NEW YORK (CNNMoney.com) -- Google triumphed in a nasty, three-year war with Viacom on Wednesday as a federal court ruled that Google's YouTube subsidiary is not liable for its users' copyright infringements.
A U.S. district court in New York ruled YouTube is covered by a "safe harbor" clause in the Digital Millennium Copyright Act that protects service providers from penalties for their users' copyright violations, as long as they address those violations once they're made aware of them.
"The provider must know of the particular case before he can control it," Judge Louis Stanton said in the ruling. "The provider need not monitor or seek out facts indicating such activity."
The ruling follows a years-long battle over copyright infringement that has featured heated bickering and vicious cussing. Viacom devoted an entire section of its online newsroom to chronicling the legal fight.
Viacom (VIA), the owner of MTV Networks and Paramount Pictures, maintained that Google bought YouTube knowing full well that the site was guilty of copyright infringement but turned a blind eye to users' violations. It asked for damages of $1 billion in its lawsuit.
The media company has said it believes Google should review content before it is posted, rather than waiting for copyright holders to request that Google remove illegal content.
Viacom did not respond immediately to a request for comment, but told other media outlets that it plans to appeal the ruling.
"This is an important victory not just for us, but also for the billions of people around the world who use the web to communicate and share experiences with each other," Kent Walker, Google vice president and general council, said on the blog.
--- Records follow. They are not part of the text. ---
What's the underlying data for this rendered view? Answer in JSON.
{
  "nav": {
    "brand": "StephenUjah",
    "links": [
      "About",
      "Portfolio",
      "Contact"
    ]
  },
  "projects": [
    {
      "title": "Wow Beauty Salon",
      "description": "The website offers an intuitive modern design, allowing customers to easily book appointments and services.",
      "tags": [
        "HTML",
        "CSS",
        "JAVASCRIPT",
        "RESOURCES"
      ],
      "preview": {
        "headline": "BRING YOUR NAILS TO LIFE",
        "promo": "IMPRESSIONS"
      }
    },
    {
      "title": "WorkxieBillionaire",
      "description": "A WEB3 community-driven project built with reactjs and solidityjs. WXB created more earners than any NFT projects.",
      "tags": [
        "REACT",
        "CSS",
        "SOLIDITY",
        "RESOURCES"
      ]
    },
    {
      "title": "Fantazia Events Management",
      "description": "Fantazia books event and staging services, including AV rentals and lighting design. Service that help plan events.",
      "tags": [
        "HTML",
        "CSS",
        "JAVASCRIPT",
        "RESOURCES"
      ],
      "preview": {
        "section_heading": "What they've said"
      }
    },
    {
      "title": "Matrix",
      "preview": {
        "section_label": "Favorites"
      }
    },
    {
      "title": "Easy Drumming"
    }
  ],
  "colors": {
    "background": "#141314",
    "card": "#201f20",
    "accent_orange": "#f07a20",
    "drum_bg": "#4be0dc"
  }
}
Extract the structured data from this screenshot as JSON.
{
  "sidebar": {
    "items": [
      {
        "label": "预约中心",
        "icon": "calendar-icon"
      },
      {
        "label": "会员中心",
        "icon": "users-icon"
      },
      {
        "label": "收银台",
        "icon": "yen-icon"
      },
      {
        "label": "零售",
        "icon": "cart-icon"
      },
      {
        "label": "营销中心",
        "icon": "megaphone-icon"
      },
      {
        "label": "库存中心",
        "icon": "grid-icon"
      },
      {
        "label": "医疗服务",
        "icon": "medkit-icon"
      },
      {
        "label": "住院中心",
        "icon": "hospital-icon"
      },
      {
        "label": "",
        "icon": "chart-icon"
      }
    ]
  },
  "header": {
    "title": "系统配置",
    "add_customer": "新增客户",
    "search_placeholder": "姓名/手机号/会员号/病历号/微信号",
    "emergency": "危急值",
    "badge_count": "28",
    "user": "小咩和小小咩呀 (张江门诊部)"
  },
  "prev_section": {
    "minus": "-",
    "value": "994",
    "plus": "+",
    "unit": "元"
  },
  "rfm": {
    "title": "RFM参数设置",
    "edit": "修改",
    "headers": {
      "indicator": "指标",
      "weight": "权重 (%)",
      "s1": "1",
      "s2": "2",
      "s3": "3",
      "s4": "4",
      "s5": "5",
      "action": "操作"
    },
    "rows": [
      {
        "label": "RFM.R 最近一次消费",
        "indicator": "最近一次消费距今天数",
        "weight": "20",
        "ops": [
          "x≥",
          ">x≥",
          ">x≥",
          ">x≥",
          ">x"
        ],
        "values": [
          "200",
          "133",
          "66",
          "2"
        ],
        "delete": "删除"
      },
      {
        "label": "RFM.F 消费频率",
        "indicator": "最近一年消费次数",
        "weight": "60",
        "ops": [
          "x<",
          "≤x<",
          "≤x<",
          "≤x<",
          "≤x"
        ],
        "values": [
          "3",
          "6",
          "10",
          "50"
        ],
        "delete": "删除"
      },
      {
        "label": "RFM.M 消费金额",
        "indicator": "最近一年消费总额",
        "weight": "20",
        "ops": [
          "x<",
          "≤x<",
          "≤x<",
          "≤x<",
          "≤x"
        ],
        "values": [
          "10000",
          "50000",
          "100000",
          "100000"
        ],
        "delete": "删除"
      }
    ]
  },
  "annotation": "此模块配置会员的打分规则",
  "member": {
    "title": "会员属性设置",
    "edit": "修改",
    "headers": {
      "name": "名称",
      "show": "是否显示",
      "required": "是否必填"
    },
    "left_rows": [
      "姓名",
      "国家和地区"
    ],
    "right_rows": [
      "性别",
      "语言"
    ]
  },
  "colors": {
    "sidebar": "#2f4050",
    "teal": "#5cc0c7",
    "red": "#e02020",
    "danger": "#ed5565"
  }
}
More than 5% of DACA recipients have started their own businesses since enrolling the program, according to a recent survey. More
Republican Senators are parting ways with their counterparts in the House when it comes to the mortgage interest deduction. More
In 1998, Ntsiki Biyela won a scholarship to study wine making. Now she's about to launch her own brand. More
The Senate's proposed tax plan preserves the adoption tax credit. More